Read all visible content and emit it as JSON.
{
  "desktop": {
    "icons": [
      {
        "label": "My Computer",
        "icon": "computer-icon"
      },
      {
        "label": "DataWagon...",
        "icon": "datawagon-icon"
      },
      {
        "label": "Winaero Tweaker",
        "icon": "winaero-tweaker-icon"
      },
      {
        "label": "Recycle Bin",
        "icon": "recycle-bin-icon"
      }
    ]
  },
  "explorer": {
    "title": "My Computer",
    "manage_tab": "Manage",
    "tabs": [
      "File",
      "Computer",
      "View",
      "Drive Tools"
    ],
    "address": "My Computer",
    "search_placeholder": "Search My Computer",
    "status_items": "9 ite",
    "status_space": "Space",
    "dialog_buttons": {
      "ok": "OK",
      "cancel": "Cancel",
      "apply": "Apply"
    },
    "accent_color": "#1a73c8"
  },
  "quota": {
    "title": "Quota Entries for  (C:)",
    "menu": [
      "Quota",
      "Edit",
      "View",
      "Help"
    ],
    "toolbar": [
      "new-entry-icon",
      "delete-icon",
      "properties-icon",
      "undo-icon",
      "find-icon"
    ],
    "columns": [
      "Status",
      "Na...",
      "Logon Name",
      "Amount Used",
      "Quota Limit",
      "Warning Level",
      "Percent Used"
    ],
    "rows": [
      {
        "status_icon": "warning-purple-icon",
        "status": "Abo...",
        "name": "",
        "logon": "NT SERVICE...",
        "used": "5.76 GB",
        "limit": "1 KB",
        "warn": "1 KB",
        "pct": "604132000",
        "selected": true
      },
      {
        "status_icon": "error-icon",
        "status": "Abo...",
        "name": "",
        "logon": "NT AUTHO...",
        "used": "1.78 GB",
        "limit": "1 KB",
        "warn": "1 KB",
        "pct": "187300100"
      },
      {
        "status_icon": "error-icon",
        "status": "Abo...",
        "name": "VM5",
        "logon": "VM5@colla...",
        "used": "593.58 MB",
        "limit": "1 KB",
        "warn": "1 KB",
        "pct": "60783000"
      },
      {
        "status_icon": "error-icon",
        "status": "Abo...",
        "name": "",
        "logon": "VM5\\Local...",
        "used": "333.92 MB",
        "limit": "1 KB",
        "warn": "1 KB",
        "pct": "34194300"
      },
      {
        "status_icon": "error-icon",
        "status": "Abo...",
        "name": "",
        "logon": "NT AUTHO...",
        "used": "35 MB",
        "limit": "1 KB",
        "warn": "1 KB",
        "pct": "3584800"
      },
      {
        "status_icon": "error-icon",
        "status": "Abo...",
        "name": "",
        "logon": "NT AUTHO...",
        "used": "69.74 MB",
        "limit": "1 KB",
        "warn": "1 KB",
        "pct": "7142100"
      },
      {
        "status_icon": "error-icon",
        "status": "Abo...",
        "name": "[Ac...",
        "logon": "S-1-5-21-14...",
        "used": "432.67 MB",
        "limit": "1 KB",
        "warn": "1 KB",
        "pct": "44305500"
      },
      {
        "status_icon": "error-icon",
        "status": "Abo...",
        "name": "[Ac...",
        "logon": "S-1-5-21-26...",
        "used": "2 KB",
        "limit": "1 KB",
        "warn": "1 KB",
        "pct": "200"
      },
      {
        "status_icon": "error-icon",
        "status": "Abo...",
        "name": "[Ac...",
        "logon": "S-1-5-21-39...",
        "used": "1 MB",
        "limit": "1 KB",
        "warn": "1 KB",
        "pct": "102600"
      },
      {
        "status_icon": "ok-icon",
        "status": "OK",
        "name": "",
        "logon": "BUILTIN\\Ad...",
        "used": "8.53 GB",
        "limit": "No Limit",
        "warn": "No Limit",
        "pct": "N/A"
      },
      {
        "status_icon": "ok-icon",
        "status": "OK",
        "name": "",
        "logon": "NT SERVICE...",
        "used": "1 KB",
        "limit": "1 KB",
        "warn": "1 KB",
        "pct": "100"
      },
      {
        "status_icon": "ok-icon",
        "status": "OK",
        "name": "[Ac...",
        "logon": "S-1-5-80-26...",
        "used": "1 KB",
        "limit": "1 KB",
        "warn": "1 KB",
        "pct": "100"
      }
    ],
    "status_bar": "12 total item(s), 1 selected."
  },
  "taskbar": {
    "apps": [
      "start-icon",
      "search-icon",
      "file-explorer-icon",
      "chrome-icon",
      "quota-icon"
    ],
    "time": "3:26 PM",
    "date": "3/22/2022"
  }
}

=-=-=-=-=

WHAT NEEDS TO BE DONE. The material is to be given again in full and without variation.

TASK OUTPUT.
Read all visible content and emit it as JSON.
{
  "desktop": {
    "icons": [
      {
        "label": "My Computer",
        "icon": "computer-icon"
      },
      {
        "label": "DataWagon...",
        "icon": "datawagon-icon"
      },
      {
        "label": "Winaero Tweaker",
        "icon": "winaero-tweaker-icon"
      },
      {
        "label": "Recycle Bin",
        "icon": "recycle-bin-icon"
      }
    ]
  },
  "explorer": {
    "title": "My Computer",
    "manage_tab": "Manage",
    "tabs": [
      "File",
      "Computer",
      "View",
      "Drive Tools"
    ],
    "address": "My Computer",
    "search_placeholder": "Search My Computer",
    "status_items": "9 ite",
    "status_space": "Space",
    "dialog_buttons": {
      "ok": "OK",
      "cancel": "Cancel",
      "apply": "Apply"
    },
    "accent_color": "#1a73c8"
  },
  "quota": {
    "title": "Quota Entries for  (C:)",
    "menu": [
      "Quota",
      "Edit",
      "View",
      "Help"
    ],
    "toolbar": [
      "new-entry-icon",
      "delete-icon",
      "properties-icon",
      "undo-icon",
      "find-icon"
    ],
    "columns": [
      "Status",
      "Na...",
      "Logon Name",
      "Amount Used",
      "Quota Limit",
      "Warning Level",
      "Percent Used"
    ],
    "rows": [
      {
        "status_icon": "warning-purple-icon",
        "status": "Abo...",
        "name": "",
        "logon": "NT SERVICE...",
        "used": "5.76 GB",
        "limit": "1 KB",
        "warn": "1 KB",
        "pct": "604132000",
        "selected": true
      },
      {
        "status_icon": "error-icon",
        "status": "Abo...",
        "name": "",
        "logon": "NT AUTHO...",
        "used": "1.78 GB",
        "limit": "1 KB",
        "warn": "1 KB",
        "pct": "187300100"
      },
      {
        "status_icon": "error-icon",
        "status": "Abo...",
        "name": "VM5",
        "logon": "VM5@colla...",
        "used": "593.58 MB",
        "limit": "1 KB",
        "warn": "1 KB",
        "pct": "60783000"
      },
      {
        "status_icon": "error-icon",
        "status": "Abo...",
        "name": "",
        "logon": "VM5\\Local...",
        "used": "333.92 MB",
        "limit": "1 KB",
        "warn": "1 KB",
        "pct": "34194300"
      },
      {
        "status_icon": "error-icon",
        "status": "Abo...",
        "name": "",
        "logon": "NT AUTHO...",
        "used": "35 MB",
        "limit": "1 KB",
        "warn": "1 KB",
        "pct": "3584800"
      },
      {
        "status_icon": "error-icon",
        "status": "Abo...",
        "name": "",
        "logon": "NT AUTHO...",
        "used": "69.74 MB",
        "limit": "1 KB",
        "warn": "1 KB",
        "pct": "7142100"
      },
      {
        "status_icon": "error-icon",
        "status": "Abo...",
        "name": "[Ac...",
        "logon": "S-1-5-21-14...",
        "used": "432.67 MB",
        "limit": "1 KB",
        "warn": "1 KB",
        "pct": "44305500"
      },
      {
        "status_icon": "error-icon",
        "status": "Abo...",
        "name": "[Ac...",
        "logon": "S-1-5-21-26...",
        "used": "2 KB",
        "limit": "1 KB",
        "warn": "1 KB",
        "pct": "200"
      },
      {
        "status_icon": "error-icon",
        "status": "Abo...",
        "name": "[Ac...",
        "logon": "S-1-5-21-39...",
        "used": "1 MB",
        "limit": "1 KB",
        "warn": "1 KB",
        "pct": "102600"
      },
      {
        "status_icon": "ok-icon",
        "status": "OK",
        "name": "",
        "logon": "BUILTIN\\Ad...",
        "used": "8.53 GB",
        "limit": "No Limit",
        "warn": "No Limit",
        "pct": "N/A"
      },
      {
        "status_icon": "ok-icon",
        "status": "OK",
        "name": "",
        "logon": "NT SERVICE...",
        "used": "1 KB",
        "limit": "1 KB",
        "warn": "1 KB",
        "pct": "100"
      },
      {
        "status_icon": "ok-icon",
        "status": "OK",
        "name": "[Ac...",
        "logon": "S-1-5-80-26...",
        "used": "1 KB",
        "limit": "1 KB",
        "warn": "1 KB",
        "pct": "100"
      }
    ],
    "status_bar": "12 total item(s), 1 selected."
  },
  "taskbar": {
    "apps": [
      "start-icon",
      "search-icon",
      "file-explorer-icon",
      "chrome-icon",
      "quota-icon"
    ],
    "time": "3:26 PM",
    "date": "3/22/2022"
  }
}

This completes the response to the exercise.